In a recent interview with The Independent, Natalie Portman discussed what, in her view, is an overemphasis on Holocaust education in the Jewish community. She said:

“I think a really big question the Jewish community needs to ask itself, is how much at the forefront we put Holocaust education. Which is, of course, an important question to remember and to respect, but not over other things... We need to be reminded that hatred exists at all times and reminds us to be empathetic to other people that have experienced hatred also. Not used as a paranoid way of thinking that we are victims.”

She continued:

“Sometimes it can be subverted to fear-mongering and like ‘Another Holocaust is going to happen’. We need to, of course, be aware that hatred exists, anti-Semitism exists against all sorts of people, not in the same way. I don’t mean to make false equivalences, we need it to serve as something that makes us empathetic to people rather than paranoid.” Natalie noted that visiting a genocide museum in Rwanda and learning about a modern-day genocide inspired this line of thinking.

Two years ago, I also visited a genocide museum. I was working on a project that involved the psychological treatment of genocide survivors in Cambodia. Between 1975 and 1979, one and a half to three million innocent people were brutally murdered by the Khmer Rouge regime. The infamous Tuol Sleng was one of many prisons that the Khmer Rouge used to torture and execute their victims.

My empathy for the Khmer Rouge victims was heightened, not diminished, by the Holocaust education I received.

As I walked around that harrowing place, I gazed at the photographs of people, young and old, who had been brutally murdered there. As a Jew and a grandchild of Holocaust survivors, I felt a deep connection to the victims and the survivors of this genocide. My empathy for these individuals was heightened, not diminished, by the Holocaust education I had received. In fact, it was this education that made me interested in human rights work and in this particular project in the first place. Thus, it is not clear to me why Natalie Portman feels that emphasizing Holocaust education would cause paranoia rather than empathy toward the survivors of other genocides.

What also disturbs me about Natalie’s comments is that she thinks that Holocaust education “…can be subverted to fear-mongering and like ‘Another Holocaust is going to happen’.” Sadly, the Holocaust was not unique in that genocide occurred against the Tutsis, against the Cambodians, and many other groups of innocent people. However, it was also not unique in that it was not the last time that Jews were targeted for destruction. Jews were massacred in the Farhoud of Baghdad in 1941. Soon after World War Two, five Arab armies threatened genocide against the Jews living in Israel, with their leaders threatening to “throw the Jews into the sea.” Jews continue to be targeted in deadly anti-Semitic attacks throughout Europe, including in France, where Natalie resides. Currently, the Islamic Republic of Iran threatens to destroy Israel, and is attempting to obtain nuclear weapons.

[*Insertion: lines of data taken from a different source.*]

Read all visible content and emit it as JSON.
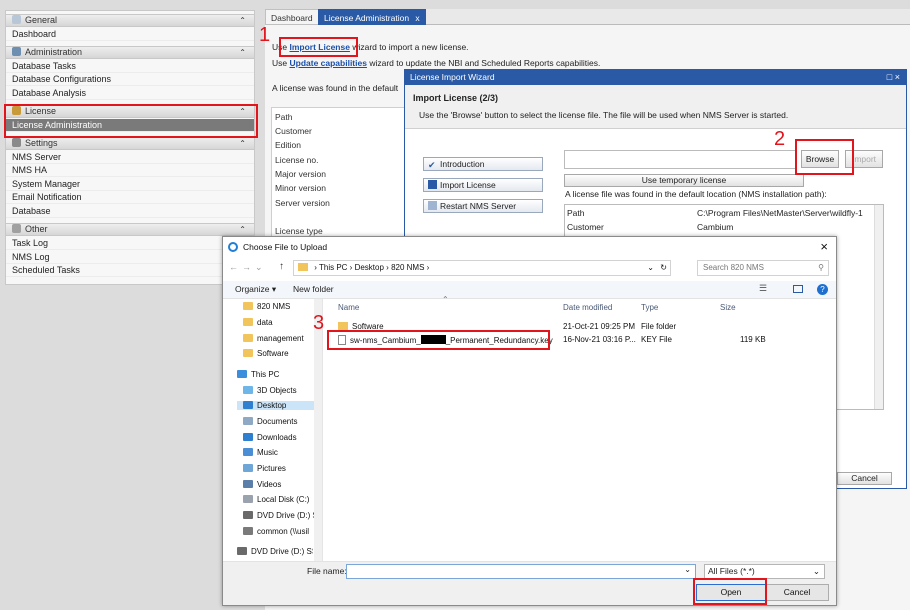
{
  "sidebar": {
    "general": {
      "title": "General",
      "items": [
        "Dashboard"
      ]
    },
    "administration": {
      "title": "Administration",
      "items": [
        "Database Tasks",
        "Database Configurations",
        "Database Analysis"
      ]
    },
    "license": {
      "title": "License",
      "items": [
        "License Administration"
      ]
    },
    "settings": {
      "title": "Settings",
      "items": [
        "NMS Server",
        "NMS HA",
        "System Manager",
        "Email Notification",
        "Database"
      ]
    },
    "other": {
      "title": "Other",
      "items": [
        "Task Log",
        "NMS Log",
        "Scheduled Tasks"
      ]
    }
  },
  "tabs": [
    {
      "label": "Dashboard"
    },
    {
      "label": "License Administration"
    }
  ],
  "tab_close": "x",
  "main": {
    "line1_pre": "Use ",
    "line1_link": "Import License",
    "line1_post": " wizard to import a new license.",
    "line2_pre": "Use ",
    "line2_link": "Update capabilities",
    "line2_post": " wizard to update the NBI and Scheduled Reports capabilities.",
    "line3": "A license was found in the default",
    "info_labels": [
      "Path",
      "Customer",
      "Edition",
      "License no.",
      "Major version",
      "Minor version",
      "Server version",
      "License type"
    ]
  },
  "wizard": {
    "title": "License Import Wizard",
    "window_buttons": "□ ×",
    "step": "Import License (2/3)",
    "instruction": "Use the 'Browse' button to select the license file. The file will be used when NMS Server is started.",
    "nav": [
      "Introduction",
      "Import License",
      "Restart NMS Server"
    ],
    "browse": "Browse",
    "import": "Import",
    "use_temp": "Use temporary license",
    "found_text": "A license file was found in the default location (NMS installation path):",
    "info_rows": [
      {
        "label": "Path",
        "value": "C:\\Program Files\\NetMaster\\Server\\wildfly-1"
      },
      {
        "label": "Customer",
        "value": "Cambium"
      }
    ],
    "cancel": "Cancel"
  },
  "dialog": {
    "title": "Choose File to Upload",
    "close": "×",
    "breadcrumb": [
      "This PC",
      "Desktop",
      "820 NMS"
    ],
    "search_placeholder": "Search 820 NMS",
    "organize": "Organize ▾",
    "new_folder": "New folder",
    "tree": [
      "820 NMS",
      "data",
      "management",
      "Software",
      "This PC",
      "3D Objects",
      "Desktop",
      "Documents",
      "Downloads",
      "Music",
      "Pictures",
      "Videos",
      "Local Disk (C:)",
      "DVD Drive (D:) SS",
      "common (\\\\usil",
      "DVD Drive (D:) SSS"
    ],
    "columns": [
      "Name",
      "Date modified",
      "Type",
      "Size"
    ],
    "files": [
      {
        "name": "Software",
        "date": "21-Oct-21 09:25 PM",
        "type": "File folder",
        "size": ""
      },
      {
        "name_a": "sw-nms_Cambium_",
        "name_b": "_Permanent_Redundancy.key",
        "date": "16-Nov-21 03:16 P...",
        "type": "KEY File",
        "size": "119 KB"
      }
    ],
    "filename_label": "File name:",
    "filter": "All Files (*.*)",
    "open": "Open",
    "cancel": "Cancel"
  },
  "annotations": [
    "1",
    "2",
    "3"
  ],
  "colors": {
    "accent": "#2a5aa6",
    "highlight": "#e2141c",
    "selected_item": "#7a7a7a"
  }
}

It is hardly “fear mongering” when reasonable concern is raised about the continued rise of anti-Semitism throughout Europe and the Middle East and about Iran’s threats toward Israel. The lens of history and Holocaust memory is one of wisdom, not fear-mongering. It is not paranoia; it is reality, and it is our responsibility to pay attention.

Natalie is right in that we should incorporate education about other human rights crises that occurred and continue to occur in Jewish education, including the current crisis in rising anti-Semitism. After all, it is our responsibility as Jews and as decent human beings to help others and acknowledge all human pain. However, this should not come at a cost to Holocaust education, which increases our empathy toward others who have suffered while allowing us to maintain a healthy vigilance against those who threaten a new genocide.